Pull one keystone from the edifice of Christianity and the rest will follow, all the way to the dissipation of the church into so many “sects of one.” This was the now famous fear of Bishop Fisher in the sixteenth century. Any part of Christianity that was not apparently justifiable from scripture was vulnerable. In this respect, there are several early modern views that are logical consequences of Protestant biblicism, but which were nonetheless unacceptable to Protestant state churches, and many or most Protestants who had put themselves outside of a national church. One of these was mortalism, the belief that the soul remained with the body after death and waited for the general resurrection. “Soul” (psyche), it was argued, was a Greek concept and had no basis in the Old Testament, which really described monist man: a single substance into which life was breathed by God. However shaky English mortalist argument was between 1550 and 1650, it became a powerful intellectual position in the following century, in particular attracting many philosophers of the new science.
Perhaps even more important in this respect than mortalism was anti-Trinitarianism. Like mortalism, it represented the revival of an ancient idea that had been demonized as heresy in the early church, a demonization reaffirmed by the Reformation churches.

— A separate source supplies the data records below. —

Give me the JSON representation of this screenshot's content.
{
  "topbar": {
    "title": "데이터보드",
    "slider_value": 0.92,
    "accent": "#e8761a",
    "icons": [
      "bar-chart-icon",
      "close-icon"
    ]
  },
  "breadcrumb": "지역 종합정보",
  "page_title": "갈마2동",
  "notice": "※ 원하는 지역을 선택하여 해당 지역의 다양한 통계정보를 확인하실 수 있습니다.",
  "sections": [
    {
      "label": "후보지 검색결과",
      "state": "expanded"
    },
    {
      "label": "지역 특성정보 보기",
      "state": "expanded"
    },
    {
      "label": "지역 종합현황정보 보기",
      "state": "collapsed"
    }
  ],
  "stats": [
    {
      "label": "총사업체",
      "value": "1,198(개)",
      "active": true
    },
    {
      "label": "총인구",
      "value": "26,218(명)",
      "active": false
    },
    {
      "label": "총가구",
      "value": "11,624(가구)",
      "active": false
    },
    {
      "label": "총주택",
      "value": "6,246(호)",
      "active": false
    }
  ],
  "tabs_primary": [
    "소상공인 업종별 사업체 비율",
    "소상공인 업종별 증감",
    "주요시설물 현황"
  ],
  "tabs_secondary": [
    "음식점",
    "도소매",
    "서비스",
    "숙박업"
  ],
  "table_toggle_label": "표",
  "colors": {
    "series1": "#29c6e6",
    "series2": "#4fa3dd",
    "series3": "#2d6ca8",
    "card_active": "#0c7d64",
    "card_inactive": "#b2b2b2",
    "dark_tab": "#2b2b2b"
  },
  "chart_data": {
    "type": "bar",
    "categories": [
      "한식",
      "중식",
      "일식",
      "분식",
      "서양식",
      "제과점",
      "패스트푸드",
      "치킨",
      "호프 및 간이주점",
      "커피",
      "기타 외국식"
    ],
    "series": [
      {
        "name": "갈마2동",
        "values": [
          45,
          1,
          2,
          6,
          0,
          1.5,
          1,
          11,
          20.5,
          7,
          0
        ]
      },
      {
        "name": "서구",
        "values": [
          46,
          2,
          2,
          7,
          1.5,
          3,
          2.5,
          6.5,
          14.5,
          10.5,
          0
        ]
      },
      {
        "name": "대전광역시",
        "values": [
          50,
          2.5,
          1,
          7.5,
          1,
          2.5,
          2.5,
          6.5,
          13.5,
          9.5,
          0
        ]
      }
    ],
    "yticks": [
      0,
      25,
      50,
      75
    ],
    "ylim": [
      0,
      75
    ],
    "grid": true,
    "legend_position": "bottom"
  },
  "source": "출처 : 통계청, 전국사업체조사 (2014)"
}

One way or another, it affirmed that the idea of the Holy Trinity – wherein the Godhead was made up of three parts, Father, Son, and Holy Spirit – was false.